There are many ways to perform this measurement tasking. One method gaining particular momentum in industry is the Balanced Scorecard methodology. Devised by David Norton and Robert Kaplan in the early 1990s, the Balanced Scorecard methodology accounts for weaknesses with many traditional financially-based metrics schemes, which measure what has happened but provide little as a leading indicator to provide insight into future direction.
As its name implies, the Balanced Scorecard seeks a balanced set of measures including those that are financial and nonfinancial, short- and long- term, leading and lagging, with external and internal performance perspectives. Most important, the Balanced Scorecard is very strongly tied to an organization's strategy; a significant component of the measurement effort is devoted to insuring the company's strategy is achieved rather than just short- term, tactically-oriented objectives.
The traditional balanced scorecard has four perspectives: financial, customer, internal processes, and learning and growth. Governmental scorecards commonly add a fifth perspective called "stakeholder" to recognize the significant role played by internal and external stakeholders in the public sector.
In 2001, the Department of the Navy Chief Information Officer (DON CIO) called together a team of personnel, with the aid of Patrick Patterson, a trained facilitator from Balance Scorecard For Government (BSC4GOV), to develop a DON eBusiness Balanced Scorecard. This scorecard is intended to apply across the DON and measure the Department's eBusiness transformation.
While the scorecard is still in a draft stage, a great deal of activity has been devoted to the effort. Through a series of interviews with senior executives in and outside of the DON, a draft set of potential eB objectives was crafted for each of the five perspectives. Beyond these potential objectives, several potential measures and alternative initiatives have been identified. The next steps in the Scorecard's development will be for the Department to: 1) select a single objective for each of the perspectives, 2) select specific measures for each chosen objective, and finally, 3) assign a champion for each perspective.
Assigning champions who are responsible for managing the achievement of Balanced Scorecard objectives is perhaps the most important key to the success of any Balanced Scorecard implementation. The ownership and regular involvement of a champion provides management oversight to the activity that is measured and enables the organization to take the final step in the execution of a Balanced Scorecard.

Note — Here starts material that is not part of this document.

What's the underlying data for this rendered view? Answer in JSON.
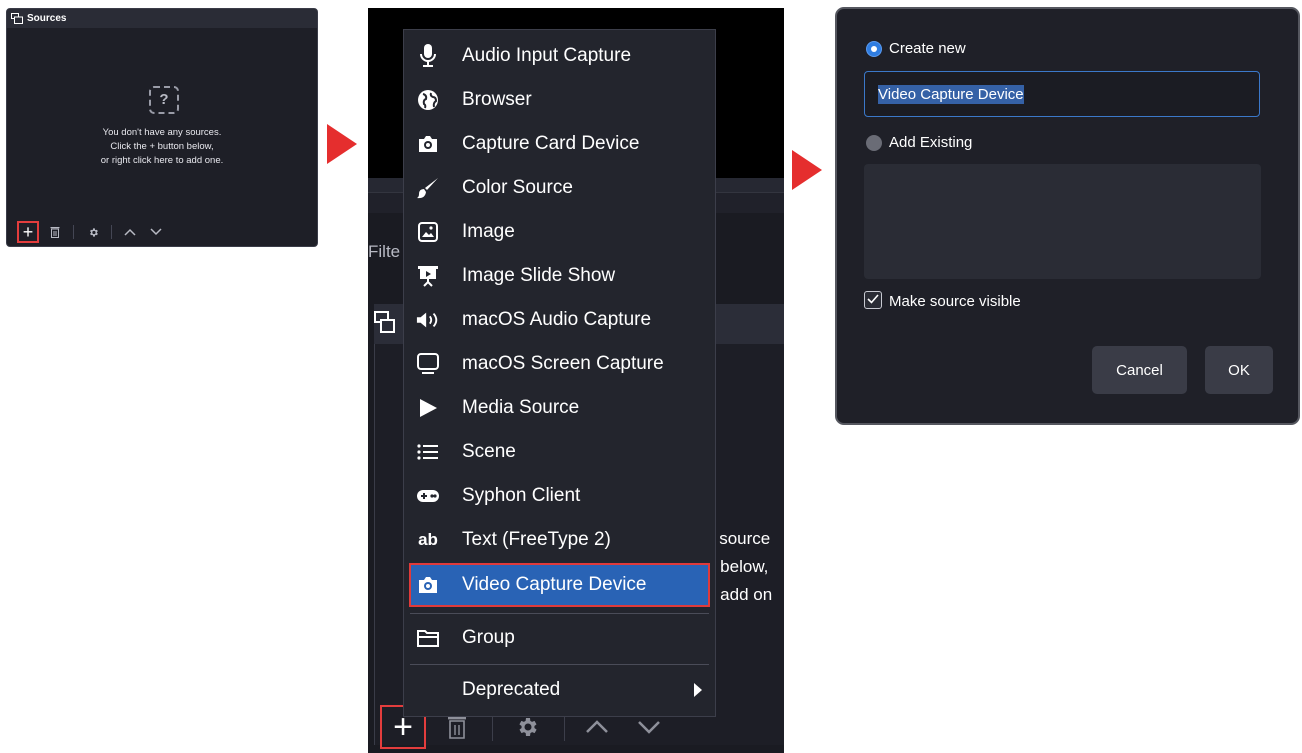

For further information about the balanced scorecard methodology, readers are encouraged to read "The Balanced Scorecard" and "The Strategy-Focused Organization," both by Robert Kaplan and David Norton.
1.The President's Budget, FY 2003
2.E-Government Strategy – Simplified Delivery of Services to Citizens, 27 Feb 2002, Office of Management and Budget, page 1, Mark Forman